By Zimbabwe Environmental Law Association (ZELA)
Today is World Water Day which is running under the theme, ‘Valuing Water.’ This theme is significant as it puts on the spotlight the value of water in our daily lives. As we commemorate the day adopted by the United Nations General Assembly on December 22, 1992, we reflect on the value of this precious resource.
It is saddening to note that one in three people live without safe drinking water and by 2025, half of the global population will be living in areas where water is scarce. As we work together to support the achievement of Sustainable Development Goal six (6) on water and sanitation for all by 2030, we must implement sustainable use of our water resources.
The UN notes how those who control the value of water also control its utilisation. The devastating COVID-19 pandemic has laid bare the fundamental aspect of valuing water by encouraging frequent washing of hands with soap or with an alcohol-based sanitiser. However, it is saddening to note how water resources are facing extreme threats from a growing population and the worsening effects of climate change and other anthropogenic activities such as undertaking developments in wetlands and can be equated to humanity ‘waging war on nature.’
ZELA for improved service delivery.
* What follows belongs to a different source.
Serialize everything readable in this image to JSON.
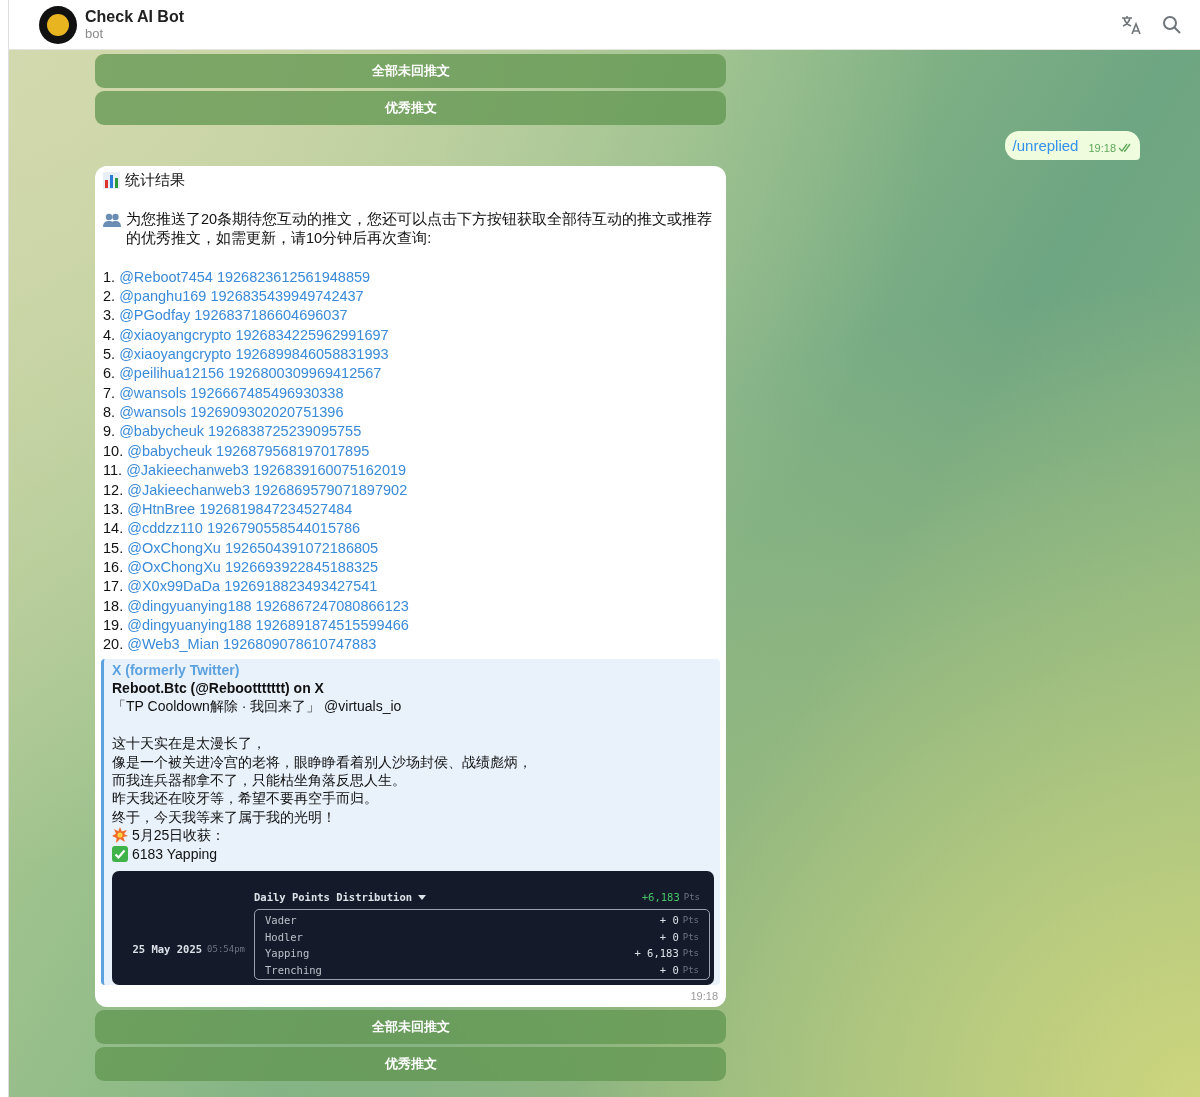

The service delivery sector has its fair share of problems that require intervention. Among several challenges facing the management of water resources is the pollution of water bodies which has led to the loss of sources of livelihoods and ecosystems. Rivers, dams, and underground water sources are heavily polluted and, in some cases, over-exploited thereby depriving downstream communities of access to adequate water resources.
This is a violation of the right to water. Irresponsible mining operations and subsequent pollution of the same rivers downstream exemplifies the magnitude of the problem. While the law provides the right to water and equitable distribution, in practice many communities do not have access to clean, safe, and adequate water. Some villagers walk long distances to access clean water. It is against this background that ZELA is using action-based ways of intervening to help protect the rights of communities.
Another challenge is that there are limited knowledge and capacity amongst residents to demand the adequate and equitable provision of services. Sometimes knowledge is resident within the resident associations themselves and not the generality of the people. This challenge is concomitant to limited community awareness of the right to live in a clean and healthy environment, access to information, and participation in decision-making processes. It is against this background that ZELA is capacitating residents to actively identify, monitor, and act on cases of environmental injustice related to service delivery and unaccountable municipalities.
Mining, due to the nature of its operations, has been linked to large-scale impacts that include siltation, chemical pollution, and heavy metal pollution. All these arise as by-products of the mining processes. Thus, it is recommended that the necessary infrastructure to process all wastewater from the mines should be put in place by the mining companies, and as part of their community responsibility, the mines must facilitate the clean-up process. The problems of water quality and environmental degradation need to be addressed before there is irreparable damage to the environment and people’s livelihoods.
Two decades of using the law to protect and conserve the environment.
In the past two decades, ZELA has managed to use its expertise in environmental justice and law, in implementing several social accountability activities aimed at promoting accountable and democratic governance systems at the local level.
In 2020, ZELA through its Litigation Unit filed a public interest case at the High court of Zimbabwe for a structural interdict against Chitungwiza Municipality. The brief facts of the case are that dating back from as far as 2013, Chitungwiza Municipality had been responsible for water pollution within its jurisdiction by causing the discharge of untreated sewer into the water bodies that provide drinking water to the area.
High Court of Zimbabwe Justice Mangota on Thursday 17 December 2020 granted an order in an application filed by ZELA as an Applicant for public interest purposes. The order interdicts Chitungwiza Municipality from releasing sewer into water bodies, watercourses, streams, tributaries, or any part of the environment. Further, the Municipality was compelled to, within three months of the order, repair or otherwise upgrade its water treatment plants and sewer systems to ensure proper treatment of effluent before discharge into the environment and water bodies. The Environmental Management Agency was directed to conduct compliance assessments within three months and submit a report to the Registrar of the High Court.
The water and sanitation crisis demands a holistic, systemic, and multilateral response. Water critically matters to deliver almost all the other SDGs and is essential for resilience to climate change. Section 77(a) of the Constitution of Zimbabwe guarantees the right to safe, clean, and potable water. This provision reflects the country’s obligations to provide water to the citizens as required in the human rights instruments that the country has ratified. Therefore:
- The Government must protect the right to water for its citizens by preventing any interference that makes it impossible for the citizens to enjoy this human right;
- The central Government and local authorities have a duty to provide clean, safe, and potable water. The citizens on the other hand must pay for the rates and be guaranteed that service delivery is not interrupted.
- Poor service delivery by local government authorities is emerging as a major threat to the right to water. This is conceivably likely to continue in the foreseeable future unless far-reaching democratic local governance reforms and significant resources are invested in the sector to ensure that households have access to water. Such actions should be underpinned by proper management of resources and adoption of social accountability measures in service delivery.
In the coming years, ZELA remains determined to use environmental and social service delivery issues as a window to promote good governance and democracy at the local and national levels.